- **Exercise brief**
Wherever the string "wireframe" shows up in the material below, copy that line.

- **Data section**
----------

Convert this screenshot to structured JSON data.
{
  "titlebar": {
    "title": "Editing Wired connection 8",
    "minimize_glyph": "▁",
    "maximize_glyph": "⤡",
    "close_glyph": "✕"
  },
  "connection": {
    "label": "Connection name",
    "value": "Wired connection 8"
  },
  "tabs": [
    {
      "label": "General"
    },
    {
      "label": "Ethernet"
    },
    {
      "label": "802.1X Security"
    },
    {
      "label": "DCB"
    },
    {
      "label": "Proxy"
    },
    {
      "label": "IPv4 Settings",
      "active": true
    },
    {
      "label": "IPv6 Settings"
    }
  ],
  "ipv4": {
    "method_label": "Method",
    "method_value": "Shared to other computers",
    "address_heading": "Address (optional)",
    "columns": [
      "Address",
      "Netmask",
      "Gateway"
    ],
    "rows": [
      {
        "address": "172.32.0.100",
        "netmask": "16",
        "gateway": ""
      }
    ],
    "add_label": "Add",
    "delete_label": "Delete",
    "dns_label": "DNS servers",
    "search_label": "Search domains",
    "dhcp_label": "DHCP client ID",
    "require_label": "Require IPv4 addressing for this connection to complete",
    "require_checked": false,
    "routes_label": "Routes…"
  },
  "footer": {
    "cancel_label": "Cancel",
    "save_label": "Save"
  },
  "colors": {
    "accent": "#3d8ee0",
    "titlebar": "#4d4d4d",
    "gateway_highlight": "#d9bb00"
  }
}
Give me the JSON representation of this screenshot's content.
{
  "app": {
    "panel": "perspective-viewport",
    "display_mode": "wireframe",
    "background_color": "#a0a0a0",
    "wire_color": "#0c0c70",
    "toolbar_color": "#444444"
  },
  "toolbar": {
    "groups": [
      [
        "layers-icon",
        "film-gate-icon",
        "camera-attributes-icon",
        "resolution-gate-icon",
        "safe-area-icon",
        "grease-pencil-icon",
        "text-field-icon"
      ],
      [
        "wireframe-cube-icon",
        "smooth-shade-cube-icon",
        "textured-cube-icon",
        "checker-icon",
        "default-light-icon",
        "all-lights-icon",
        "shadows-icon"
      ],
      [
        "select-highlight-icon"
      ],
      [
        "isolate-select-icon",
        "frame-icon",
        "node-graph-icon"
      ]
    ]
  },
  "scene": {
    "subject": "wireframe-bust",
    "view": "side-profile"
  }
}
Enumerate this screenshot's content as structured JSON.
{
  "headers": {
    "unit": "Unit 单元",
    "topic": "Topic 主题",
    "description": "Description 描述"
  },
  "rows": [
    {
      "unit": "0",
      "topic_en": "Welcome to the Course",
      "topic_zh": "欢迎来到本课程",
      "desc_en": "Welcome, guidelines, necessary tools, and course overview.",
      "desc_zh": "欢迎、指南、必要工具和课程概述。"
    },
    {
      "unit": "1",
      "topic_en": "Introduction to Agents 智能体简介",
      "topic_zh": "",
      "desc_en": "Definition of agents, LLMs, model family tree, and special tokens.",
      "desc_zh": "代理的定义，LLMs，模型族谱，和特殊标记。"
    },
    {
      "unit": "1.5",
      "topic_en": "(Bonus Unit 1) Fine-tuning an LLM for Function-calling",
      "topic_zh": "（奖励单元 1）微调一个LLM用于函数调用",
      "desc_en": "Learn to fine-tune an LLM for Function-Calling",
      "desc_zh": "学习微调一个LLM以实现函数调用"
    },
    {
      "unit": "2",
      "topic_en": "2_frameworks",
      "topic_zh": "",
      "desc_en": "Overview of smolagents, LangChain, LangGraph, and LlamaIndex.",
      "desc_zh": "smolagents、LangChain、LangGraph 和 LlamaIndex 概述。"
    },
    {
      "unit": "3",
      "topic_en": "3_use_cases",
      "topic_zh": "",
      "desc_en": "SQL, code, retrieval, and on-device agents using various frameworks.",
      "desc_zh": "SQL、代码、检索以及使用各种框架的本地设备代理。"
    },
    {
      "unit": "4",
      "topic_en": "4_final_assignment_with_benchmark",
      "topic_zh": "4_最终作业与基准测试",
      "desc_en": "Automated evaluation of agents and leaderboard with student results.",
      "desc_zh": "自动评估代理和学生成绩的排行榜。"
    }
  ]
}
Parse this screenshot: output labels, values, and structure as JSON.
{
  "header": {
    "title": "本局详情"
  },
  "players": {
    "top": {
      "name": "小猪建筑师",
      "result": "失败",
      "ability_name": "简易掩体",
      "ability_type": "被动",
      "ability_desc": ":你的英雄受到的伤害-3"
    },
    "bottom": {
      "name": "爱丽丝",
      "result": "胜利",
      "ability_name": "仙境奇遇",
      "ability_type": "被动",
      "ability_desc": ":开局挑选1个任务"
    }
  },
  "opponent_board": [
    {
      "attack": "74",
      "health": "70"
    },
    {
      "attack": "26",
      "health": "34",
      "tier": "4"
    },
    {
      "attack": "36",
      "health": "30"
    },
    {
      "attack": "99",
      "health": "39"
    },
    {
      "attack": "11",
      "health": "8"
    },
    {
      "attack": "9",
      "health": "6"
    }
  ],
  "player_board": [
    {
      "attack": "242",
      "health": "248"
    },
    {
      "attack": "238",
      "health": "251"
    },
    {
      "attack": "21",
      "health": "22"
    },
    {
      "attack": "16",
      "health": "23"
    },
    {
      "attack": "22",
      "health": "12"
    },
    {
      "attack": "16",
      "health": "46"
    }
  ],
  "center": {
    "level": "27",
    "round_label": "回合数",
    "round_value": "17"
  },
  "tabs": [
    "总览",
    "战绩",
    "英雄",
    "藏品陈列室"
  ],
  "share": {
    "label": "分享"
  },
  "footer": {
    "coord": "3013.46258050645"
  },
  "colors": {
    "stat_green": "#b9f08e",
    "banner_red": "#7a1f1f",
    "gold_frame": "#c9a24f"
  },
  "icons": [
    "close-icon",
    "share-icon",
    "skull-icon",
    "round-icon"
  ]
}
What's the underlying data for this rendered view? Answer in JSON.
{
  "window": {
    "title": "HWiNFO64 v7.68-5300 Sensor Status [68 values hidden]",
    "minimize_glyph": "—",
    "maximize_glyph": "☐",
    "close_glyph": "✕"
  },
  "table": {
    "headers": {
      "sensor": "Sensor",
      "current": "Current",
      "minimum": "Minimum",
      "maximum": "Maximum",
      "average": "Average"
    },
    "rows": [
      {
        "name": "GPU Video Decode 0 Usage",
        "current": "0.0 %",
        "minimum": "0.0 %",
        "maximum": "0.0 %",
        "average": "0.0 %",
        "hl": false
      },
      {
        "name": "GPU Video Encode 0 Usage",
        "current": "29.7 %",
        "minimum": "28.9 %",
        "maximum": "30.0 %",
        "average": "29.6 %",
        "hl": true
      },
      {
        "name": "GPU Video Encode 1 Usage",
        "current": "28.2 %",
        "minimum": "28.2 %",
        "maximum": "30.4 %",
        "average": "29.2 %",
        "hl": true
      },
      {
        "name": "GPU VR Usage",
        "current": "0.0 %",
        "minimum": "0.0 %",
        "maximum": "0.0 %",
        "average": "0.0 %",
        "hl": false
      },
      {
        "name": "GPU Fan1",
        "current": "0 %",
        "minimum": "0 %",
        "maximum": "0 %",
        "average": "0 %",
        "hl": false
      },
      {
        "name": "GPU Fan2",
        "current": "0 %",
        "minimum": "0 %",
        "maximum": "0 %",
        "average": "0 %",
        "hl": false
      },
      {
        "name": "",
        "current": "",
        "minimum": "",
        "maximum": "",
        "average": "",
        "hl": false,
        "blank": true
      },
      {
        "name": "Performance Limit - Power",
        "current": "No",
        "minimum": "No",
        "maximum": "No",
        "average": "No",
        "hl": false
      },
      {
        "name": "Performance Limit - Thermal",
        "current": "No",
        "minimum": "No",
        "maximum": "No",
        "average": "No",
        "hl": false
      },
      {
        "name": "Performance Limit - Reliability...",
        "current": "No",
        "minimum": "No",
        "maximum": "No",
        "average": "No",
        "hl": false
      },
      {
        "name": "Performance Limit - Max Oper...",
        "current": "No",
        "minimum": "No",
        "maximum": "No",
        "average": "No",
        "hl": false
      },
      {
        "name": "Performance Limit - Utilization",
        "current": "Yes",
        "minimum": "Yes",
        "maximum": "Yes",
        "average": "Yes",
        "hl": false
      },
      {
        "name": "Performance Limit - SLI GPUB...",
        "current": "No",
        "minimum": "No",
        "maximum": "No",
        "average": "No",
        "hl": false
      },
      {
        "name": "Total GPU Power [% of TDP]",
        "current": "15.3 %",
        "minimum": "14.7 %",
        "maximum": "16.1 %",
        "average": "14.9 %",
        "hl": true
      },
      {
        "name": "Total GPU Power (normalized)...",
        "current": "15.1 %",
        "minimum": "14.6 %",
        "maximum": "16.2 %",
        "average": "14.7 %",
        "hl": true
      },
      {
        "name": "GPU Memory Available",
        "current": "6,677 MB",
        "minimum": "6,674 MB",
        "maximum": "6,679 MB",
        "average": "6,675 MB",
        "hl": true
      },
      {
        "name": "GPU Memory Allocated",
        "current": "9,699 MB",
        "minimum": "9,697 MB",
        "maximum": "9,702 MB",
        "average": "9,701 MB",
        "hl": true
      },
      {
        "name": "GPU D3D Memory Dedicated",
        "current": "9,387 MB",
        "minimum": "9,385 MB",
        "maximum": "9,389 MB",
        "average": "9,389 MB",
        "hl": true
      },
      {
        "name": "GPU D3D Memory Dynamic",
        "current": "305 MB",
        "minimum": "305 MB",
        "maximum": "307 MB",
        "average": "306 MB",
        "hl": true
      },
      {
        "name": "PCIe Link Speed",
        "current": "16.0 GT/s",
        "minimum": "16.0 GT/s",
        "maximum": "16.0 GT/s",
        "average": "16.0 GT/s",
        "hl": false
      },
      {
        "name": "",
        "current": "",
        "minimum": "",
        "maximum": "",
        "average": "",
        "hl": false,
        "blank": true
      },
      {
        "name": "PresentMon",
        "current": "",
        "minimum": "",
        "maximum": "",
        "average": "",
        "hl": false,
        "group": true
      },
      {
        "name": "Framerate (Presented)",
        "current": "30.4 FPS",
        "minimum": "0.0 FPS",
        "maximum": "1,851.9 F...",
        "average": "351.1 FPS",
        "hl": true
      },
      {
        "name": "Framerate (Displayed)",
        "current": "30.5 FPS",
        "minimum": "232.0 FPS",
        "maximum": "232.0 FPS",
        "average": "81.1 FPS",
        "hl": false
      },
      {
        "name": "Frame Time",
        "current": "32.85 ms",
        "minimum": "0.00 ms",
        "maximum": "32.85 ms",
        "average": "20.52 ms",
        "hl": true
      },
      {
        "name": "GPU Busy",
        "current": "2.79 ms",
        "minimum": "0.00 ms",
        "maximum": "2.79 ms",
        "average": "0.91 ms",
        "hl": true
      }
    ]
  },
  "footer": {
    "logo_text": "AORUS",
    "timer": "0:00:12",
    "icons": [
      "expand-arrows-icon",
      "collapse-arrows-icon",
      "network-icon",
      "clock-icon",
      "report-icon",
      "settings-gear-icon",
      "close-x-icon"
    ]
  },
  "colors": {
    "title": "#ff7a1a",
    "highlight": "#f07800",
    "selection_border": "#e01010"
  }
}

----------

- **Solved problem**
    "display_mode": "wireframe",
        "wireframe-cube-icon",
    "subject": "wireframe-bust",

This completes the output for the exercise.